» SOURCE DATA:

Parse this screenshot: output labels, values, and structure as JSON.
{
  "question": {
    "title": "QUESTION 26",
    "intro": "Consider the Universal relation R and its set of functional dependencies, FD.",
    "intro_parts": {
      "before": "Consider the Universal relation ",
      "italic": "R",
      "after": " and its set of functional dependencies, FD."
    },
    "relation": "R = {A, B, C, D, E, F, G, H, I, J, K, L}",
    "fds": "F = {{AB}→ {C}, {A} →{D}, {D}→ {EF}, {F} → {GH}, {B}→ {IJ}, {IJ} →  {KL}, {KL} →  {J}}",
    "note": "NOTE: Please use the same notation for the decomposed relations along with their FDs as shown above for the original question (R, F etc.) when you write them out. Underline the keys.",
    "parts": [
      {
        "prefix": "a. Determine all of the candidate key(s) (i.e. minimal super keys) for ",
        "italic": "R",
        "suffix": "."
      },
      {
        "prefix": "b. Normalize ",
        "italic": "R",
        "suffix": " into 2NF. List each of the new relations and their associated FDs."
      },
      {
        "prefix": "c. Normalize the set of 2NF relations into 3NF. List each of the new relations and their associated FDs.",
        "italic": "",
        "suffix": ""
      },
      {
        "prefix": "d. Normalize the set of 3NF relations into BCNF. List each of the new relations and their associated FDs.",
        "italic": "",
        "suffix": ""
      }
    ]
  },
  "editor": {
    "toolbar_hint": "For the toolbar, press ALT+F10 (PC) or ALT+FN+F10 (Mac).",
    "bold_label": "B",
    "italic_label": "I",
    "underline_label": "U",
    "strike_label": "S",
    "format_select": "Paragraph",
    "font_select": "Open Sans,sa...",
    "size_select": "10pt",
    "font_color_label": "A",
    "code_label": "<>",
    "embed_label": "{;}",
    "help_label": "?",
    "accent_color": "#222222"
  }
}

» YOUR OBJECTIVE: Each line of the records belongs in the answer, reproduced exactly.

» WRITTEN REPLY:
Parse this screenshot: output labels, values, and structure as JSON.
{
  "question": {
    "title": "QUESTION 26",
    "intro": "Consider the Universal relation R and its set of functional dependencies, FD.",
    "intro_parts": {
      "before": "Consider the Universal relation ",
      "italic": "R",
      "after": " and its set of functional dependencies, FD."
    },
    "relation": "R = {A, B, C, D, E, F, G, H, I, J, K, L}",
    "fds": "F = {{AB}→ {C}, {A} →{D}, {D}→ {EF}, {F} → {GH}, {B}→ {IJ}, {IJ} →  {KL}, {KL} →  {J}}",
    "note": "NOTE: Please use the same notation for the decomposed relations along with their FDs as shown above for the original question (R, F etc.) when you write them out. Underline the keys.",
    "parts": [
      {
        "prefix": "a. Determine all of the candidate key(s) (i.e. minimal super keys) for ",
        "italic": "R",
        "suffix": "."
      },
      {
        "prefix": "b. Normalize ",
        "italic": "R",
        "suffix": " into 2NF. List each of the new relations and their associated FDs."
      },
      {
        "prefix": "c. Normalize the set of 2NF relations into 3NF. List each of the new relations and their associated FDs.",
        "italic": "",
        "suffix": ""
      },
      {
        "prefix": "d. Normalize the set of 3NF relations into BCNF. List each of the new relations and their associated FDs.",
        "italic": "",
        "suffix": ""
      }
    ]
  },
  "editor": {
    "toolbar_hint": "For the toolbar, press ALT+F10 (PC) or ALT+FN+F10 (Mac).",
    "bold_label": "B",
    "italic_label": "I",
    "underline_label": "U",
    "strike_label": "S",
    "format_select": "Paragraph",
    "font_select": "Open Sans,sa...",
    "size_select": "10pt",
    "font_color_label": "A",
    "code_label": "<>",
    "embed_label": "{;}",
    "help_label": "?",
    "accent_color": "#222222"
  }
}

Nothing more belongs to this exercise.